BIM Task Group chairman Mark Bew explained that the stretch targets were in place to help boost the quality of data now being gathered by the industry. He told the conference: “As we move to BIM Level 3 and beyond, reliability of data is key.”
But the news raised questions for some BIM commentators. Rob Jackson, associate director at architect Bond Bryan, commented: "Whilst I applaud the need for validation, it seems an unrealistic target for industry to respond without clarity now about what will be required. Whilst we have BS 1192-4:2014 (COBie) as a basis for validation, what else will be required?
"At the moment for example there are still question marks over what data is required from product manufacturers. Will validation include NBS or CIBSE’s Product Data Templates? Industry also needs time to embed and test the data standards well in advance of any validation process being used on live projects. A year may seem a long time to some but with annual software releases and people to train this is not a lot of time to respond."
The announcements apparently followed a meeting of the Construction Leadership Council, the minutes of which of are currently being written up.
But according to a spokesperson at BIS, there is due to be another announcement further detailing the requirements of the mandate in the “near future” once the outcomes of this meeting have been signed off.
The ICE BIM audience was somewhat underwhelmed by the EIR announcement, with Luke O’Rafferty, digital engineer at Laing O’Rourke tweeting: “Given the build up, I’m not sure the announcement that government will have EIRs is that much of a surprise #icebim”
Tekla’s Duncan Reed also told BIM+ that he was “not sure how much of an announcement that was”.
The launch of the Level2BIM.org website, however, met with more enthusiasm. Reed added: “It’s great that the docs will all be in one place. At the moment you have to know where to look and then go to about 10 places to get the information you need. So this should be really useful. The guidance documents will need to really clear and written in plain language to make this really beneficial.”
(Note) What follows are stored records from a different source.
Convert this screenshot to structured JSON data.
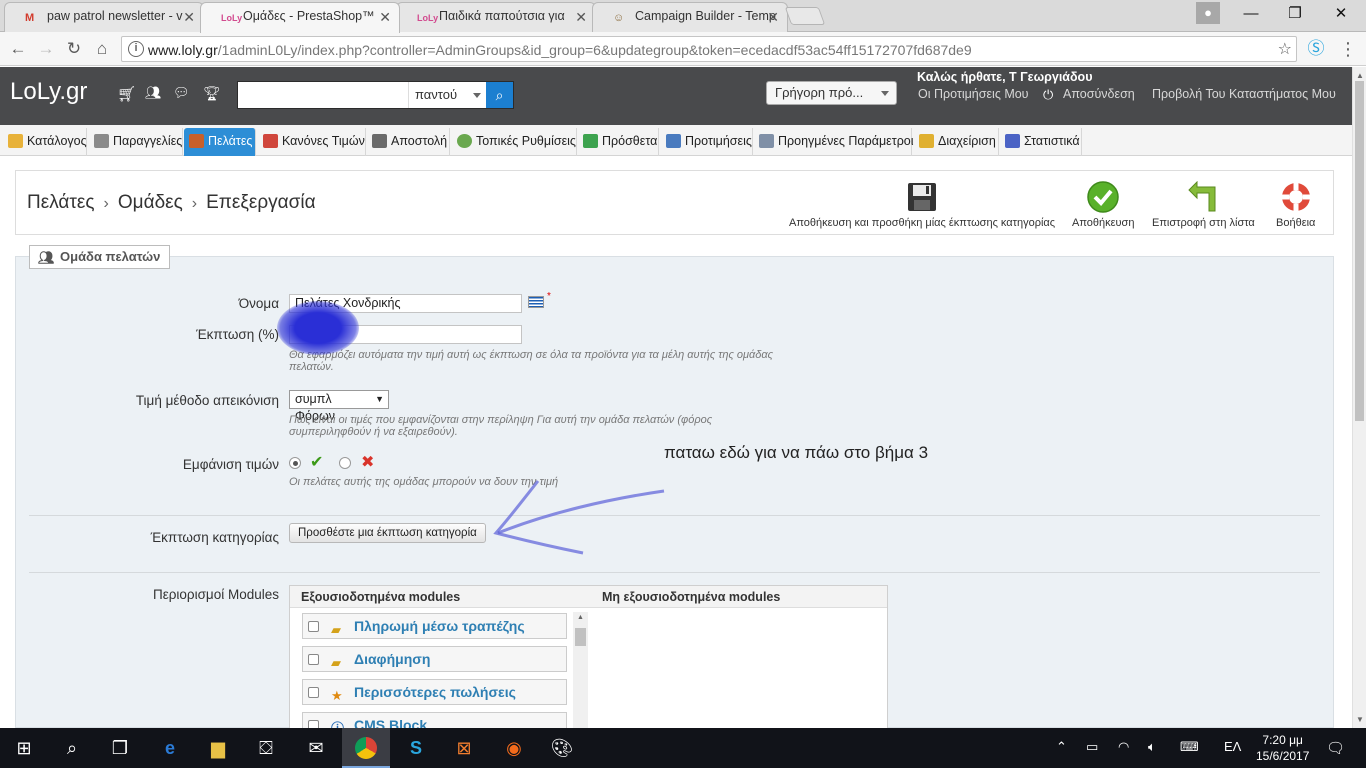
{
  "browser": {
    "tabs": [
      {
        "title": "paw patrol newsletter - v",
        "favicon": "gmail-icon",
        "active": false
      },
      {
        "title": "Ομάδες - PrestaShop™",
        "favicon": "loly-icon",
        "active": true
      },
      {
        "title": "Παιδικά παπούτσια για",
        "favicon": "loly-icon",
        "active": false
      },
      {
        "title": "Campaign Builder - Temp",
        "favicon": "mailchimp-icon",
        "active": false
      }
    ],
    "url_domain": "www.loly.gr",
    "url_path": "/1adminL0Ly/index.php?controller=AdminGroups&id_group=6&updategroup&token=ecedacdf53ac54ff15172707fd687de9"
  },
  "header": {
    "logo": "LoLy.gr",
    "search_placeholder": "",
    "search_scope": "παντού",
    "quick_access": "Γρήγορη πρό...",
    "welcome": "Καλώς ήρθατε, Τ Γεωργιάδου",
    "links": {
      "prefs": "Οι Προτιμήσεις Μου",
      "logout": "Αποσύνδεση",
      "view_shop": "Προβολή Του Καταστήματος Μου"
    }
  },
  "menu": [
    {
      "label": "Κατάλογος",
      "color": "#e8b23a"
    },
    {
      "label": "Παραγγελίες",
      "color": "#8a8a8a"
    },
    {
      "label": "Πελάτες",
      "color": "#c8602a",
      "active": true
    },
    {
      "label": "Κανόνες Τιμών",
      "color": "#d0463c"
    },
    {
      "label": "Αποστολή",
      "color": "#6a6a6a"
    },
    {
      "label": "Τοπικές Ρυθμίσεις",
      "color": "#6aa84f"
    },
    {
      "label": "Πρόσθετα",
      "color": "#3da34f"
    },
    {
      "label": "Προτιμήσεις",
      "color": "#4a7bbf"
    },
    {
      "label": "Προηγμένες Παράμετροι",
      "color": "#7f8fa6"
    },
    {
      "label": "Διαχείριση",
      "color": "#e0b030"
    },
    {
      "label": "Στατιστικά",
      "color": "#4b63c5"
    }
  ],
  "breadcrumb": {
    "a": "Πελάτες",
    "b": "Ομάδες",
    "c": "Επεξεργασία"
  },
  "toolbar": {
    "save_add": "Αποθήκευση και προσθήκη μίας έκπτωσης κατηγορίας",
    "save": "Αποθήκευση",
    "back": "Επιστροφή στη λίστα",
    "help": "Βοήθεια"
  },
  "form": {
    "legend": "Ομάδα πελατών",
    "name_label": "Όνομα",
    "name_value": "Πελάτες Χονδρικής",
    "required_mark": "*",
    "discount_label": "Έκπτωση (%)",
    "discount_value": "",
    "discount_hint": "Θα εφαρμόζει αυτόματα την τιμή αυτή ως έκπτωση σε όλα τα προϊόντα για τα μέλη αυτής της ομάδας πελατών.",
    "price_label": "Τιμή μέθοδο απεικόνιση",
    "price_value": "συμπλ Φόρων",
    "price_hint": "Πώς είναι οι τιμές που εμφανίζονται στην περίληψη Για αυτή την ομάδα πελατών (φόρος συμπεριληφθούν ή να εξαιρεθούν).",
    "show_prices_label": "Εμφάνιση τιμών",
    "show_prices_value": "yes",
    "show_prices_hint": "Οι πελάτες αυτής της ομάδας μπορούν να δουν την τιμή",
    "cat_discount_label": "Έκπτωση κατηγορίας",
    "cat_discount_button": "Προσθέστε μια έκπτωση κατηγορία",
    "modules_label": "Περιορισμοί Modules",
    "authorized_header": "Εξουσιοδοτημένα modules",
    "unauthorized_header": "Μη εξουσιοδοτημένα modules",
    "modules": [
      {
        "name": "Πληρωμή μέσω τραπέζης",
        "icon": "coins-icon"
      },
      {
        "name": "Διαφήμηση",
        "icon": "coins-icon"
      },
      {
        "name": "Περισσότερες πωλήσεις",
        "icon": "star-icon"
      },
      {
        "name": "CMS Block",
        "icon": "info-icon"
      }
    ]
  },
  "annotation": "παταω εδώ για να πάω στο βήμα 3",
  "taskbar": {
    "lang": "ΕΛ",
    "time": "7:20 μμ",
    "date": "15/6/2017"
  }
}
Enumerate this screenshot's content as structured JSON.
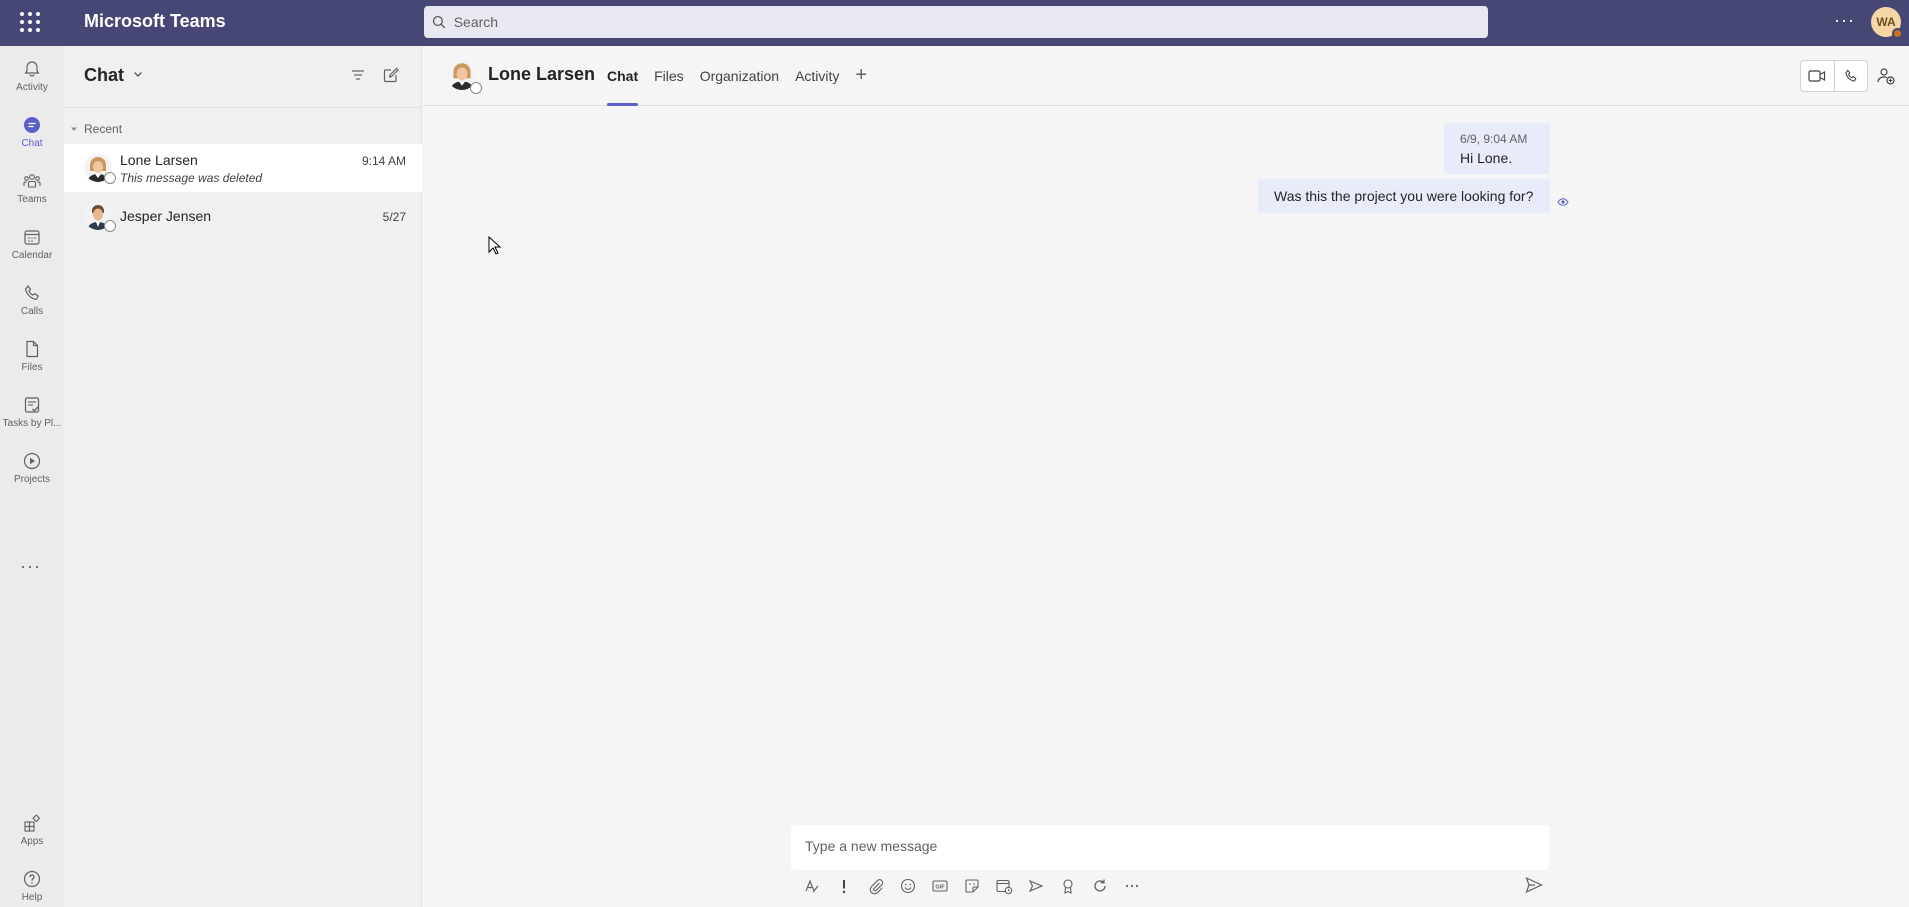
{
  "titlebar": {
    "app_title": "Microsoft Teams",
    "search_placeholder": "Search",
    "more_label": "···",
    "user_initials": "WA"
  },
  "rail": {
    "items": [
      {
        "label": "Activity",
        "icon": "bell-icon"
      },
      {
        "label": "Chat",
        "icon": "chat-icon"
      },
      {
        "label": "Teams",
        "icon": "teams-icon"
      },
      {
        "label": "Calendar",
        "icon": "calendar-icon"
      },
      {
        "label": "Calls",
        "icon": "phone-icon"
      },
      {
        "label": "Files",
        "icon": "file-icon"
      },
      {
        "label": "Tasks by Pl...",
        "icon": "tasks-icon"
      },
      {
        "label": "Projects",
        "icon": "projects-icon"
      }
    ],
    "more_label": "···",
    "bottom": [
      {
        "label": "Apps",
        "icon": "apps-icon"
      },
      {
        "label": "Help",
        "icon": "help-icon"
      }
    ]
  },
  "chat_list": {
    "title": "Chat",
    "section": "Recent",
    "chats": [
      {
        "name": "Lone Larsen",
        "preview": "This message was deleted",
        "time": "9:14 AM"
      },
      {
        "name": "Jesper Jensen",
        "preview": "",
        "time": "5/27"
      }
    ]
  },
  "conversation": {
    "name": "Lone Larsen",
    "tabs": [
      "Chat",
      "Files",
      "Organization",
      "Activity"
    ],
    "add_tab": "+",
    "messages": [
      {
        "timestamp": "6/9, 9:04 AM",
        "text": "Hi Lone."
      },
      {
        "text": "Was this the project you were looking for?"
      }
    ],
    "compose_placeholder": "Type a new message"
  },
  "colors": {
    "titlebar": "#464775",
    "accent": "#5b5fc7",
    "bubble": "#e8ebfa"
  }
}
At the conference it was also confirmed that BS1192:2007 is set to become ISO19650-2 Organization of information about construction works – Information management using building information modelling, with drafts set to go to ISO vote in May.
Turner & Townsend’s George Mokhtar told BIM+ that this was “a step in the right direction for portfolios spanning multiple continents, [as] ISOs are easier to implement with the supply chain”.
Given the build up, I’m not sure the announcement that government will have EIRs is that much of a surprise.– Luke O’Rafferty, digital engineer at Laing O’Rourke, via Twitter